The Bristol Historical Resource CD includes over 30 individual contributions investigating different aspects of the history of the city. It also provides an updated version of the New Bristol Historical Bibliography, previously published in book format.
The 20th century saw the birth of the professional disciplines of urban and regional planning, and the associated construction of myriad New Towns. Often, the construction of these new urban centres was central to the expression, in urban form, of wider ideological and socio-political movements.
Richard Dennis’ engaging book is about building bridges, both literal and metaphorical. It begins with a study of the construction of the Brooklyn Bridge in New York, Tower Bridge in London and the Bloor Street Viaduct in Toronto, using them as a means of highlighting the eclectic methodologies and theoretical approaches to be applied throughout the work.

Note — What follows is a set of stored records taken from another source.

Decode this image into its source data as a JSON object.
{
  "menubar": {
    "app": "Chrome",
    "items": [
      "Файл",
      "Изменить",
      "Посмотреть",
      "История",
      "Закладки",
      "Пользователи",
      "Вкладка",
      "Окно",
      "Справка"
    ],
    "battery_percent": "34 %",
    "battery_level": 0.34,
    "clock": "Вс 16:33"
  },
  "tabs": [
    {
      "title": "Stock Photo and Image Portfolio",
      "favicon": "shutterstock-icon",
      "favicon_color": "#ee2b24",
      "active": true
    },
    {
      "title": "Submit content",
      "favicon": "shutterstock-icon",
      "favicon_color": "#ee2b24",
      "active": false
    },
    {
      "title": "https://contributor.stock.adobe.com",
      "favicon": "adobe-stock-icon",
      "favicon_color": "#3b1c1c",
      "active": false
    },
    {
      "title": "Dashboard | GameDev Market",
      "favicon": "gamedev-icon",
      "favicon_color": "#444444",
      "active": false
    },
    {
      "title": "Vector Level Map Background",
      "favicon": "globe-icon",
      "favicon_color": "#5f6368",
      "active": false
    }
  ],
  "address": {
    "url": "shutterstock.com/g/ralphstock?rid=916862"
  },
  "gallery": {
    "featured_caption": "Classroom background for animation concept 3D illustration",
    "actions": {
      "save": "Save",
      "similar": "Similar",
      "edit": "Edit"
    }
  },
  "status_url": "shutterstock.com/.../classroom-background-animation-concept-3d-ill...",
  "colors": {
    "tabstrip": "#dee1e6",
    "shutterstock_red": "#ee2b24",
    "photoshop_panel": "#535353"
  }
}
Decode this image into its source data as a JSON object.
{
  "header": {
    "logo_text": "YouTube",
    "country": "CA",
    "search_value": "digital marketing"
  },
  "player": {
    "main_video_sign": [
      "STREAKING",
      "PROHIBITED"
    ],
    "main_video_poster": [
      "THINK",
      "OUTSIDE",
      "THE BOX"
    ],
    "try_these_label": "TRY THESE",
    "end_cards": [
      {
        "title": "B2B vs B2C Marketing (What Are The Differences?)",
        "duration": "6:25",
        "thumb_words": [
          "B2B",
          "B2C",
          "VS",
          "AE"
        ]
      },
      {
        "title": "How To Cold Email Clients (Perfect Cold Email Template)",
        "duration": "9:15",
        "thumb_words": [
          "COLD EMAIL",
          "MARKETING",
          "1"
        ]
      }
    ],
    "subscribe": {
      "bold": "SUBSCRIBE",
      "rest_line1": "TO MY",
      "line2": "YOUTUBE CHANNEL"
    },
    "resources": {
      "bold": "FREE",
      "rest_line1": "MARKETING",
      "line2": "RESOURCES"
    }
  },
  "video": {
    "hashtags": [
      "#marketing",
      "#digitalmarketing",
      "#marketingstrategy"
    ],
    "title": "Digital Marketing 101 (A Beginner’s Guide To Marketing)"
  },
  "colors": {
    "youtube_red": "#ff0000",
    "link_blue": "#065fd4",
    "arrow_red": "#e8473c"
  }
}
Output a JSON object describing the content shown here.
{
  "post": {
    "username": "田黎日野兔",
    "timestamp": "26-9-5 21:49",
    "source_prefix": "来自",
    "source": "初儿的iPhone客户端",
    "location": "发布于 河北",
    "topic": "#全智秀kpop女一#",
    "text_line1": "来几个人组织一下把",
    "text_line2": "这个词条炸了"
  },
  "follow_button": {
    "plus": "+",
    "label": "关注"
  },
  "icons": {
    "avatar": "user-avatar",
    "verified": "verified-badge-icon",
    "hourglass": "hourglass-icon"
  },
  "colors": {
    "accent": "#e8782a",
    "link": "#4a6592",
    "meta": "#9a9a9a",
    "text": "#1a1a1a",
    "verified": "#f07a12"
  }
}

This text book aims to cover 150 years of European history from a perspective which desperately needs coverage: the perspective of the city.
In the words of its author, this engaging book ‘tells of the shadows of objects and of images in the brain and, as such, of the only realities that cannot entirely escape from appropriation’ (p. ix). The object in question is Florence, understood both as a material place and as a mythical construction.
The Urban Social History of the Middle East, 1750–1950 is an ambitious attempt to write a comprehensive account of 200 years of Middle East history from a social history perspective.
This is a beautifully illustrated book of serious scholarship and the three editors and the other contributing authors are to be congratulated.
If one looks today at a satellite image of Manama (1), the capital city of Bahrain, the picture of the extended urban conurbation which covers both the north of the main island and the little island which faces it (Muharraq, the former capital of the emirate in the 19th century) is rather different from the ‘Islands of Paradise’ featured in the Sumerian Gilgamesh epic
The last 12 years have seen an unprecedented growth in the scale and scope of the voluntary sector.
In this book, Frank Mort, who holds a Chair in Cultural Histories at the University of Manchester, continues the work begun in Cultures of Consumption: Commerce, Masculinities and Social Space in Late Twentieth-Century Britain and in Dangerous Sexualities: Medico-Moral Politics in England since 1830.(1) This volume presents a cultural history of Londo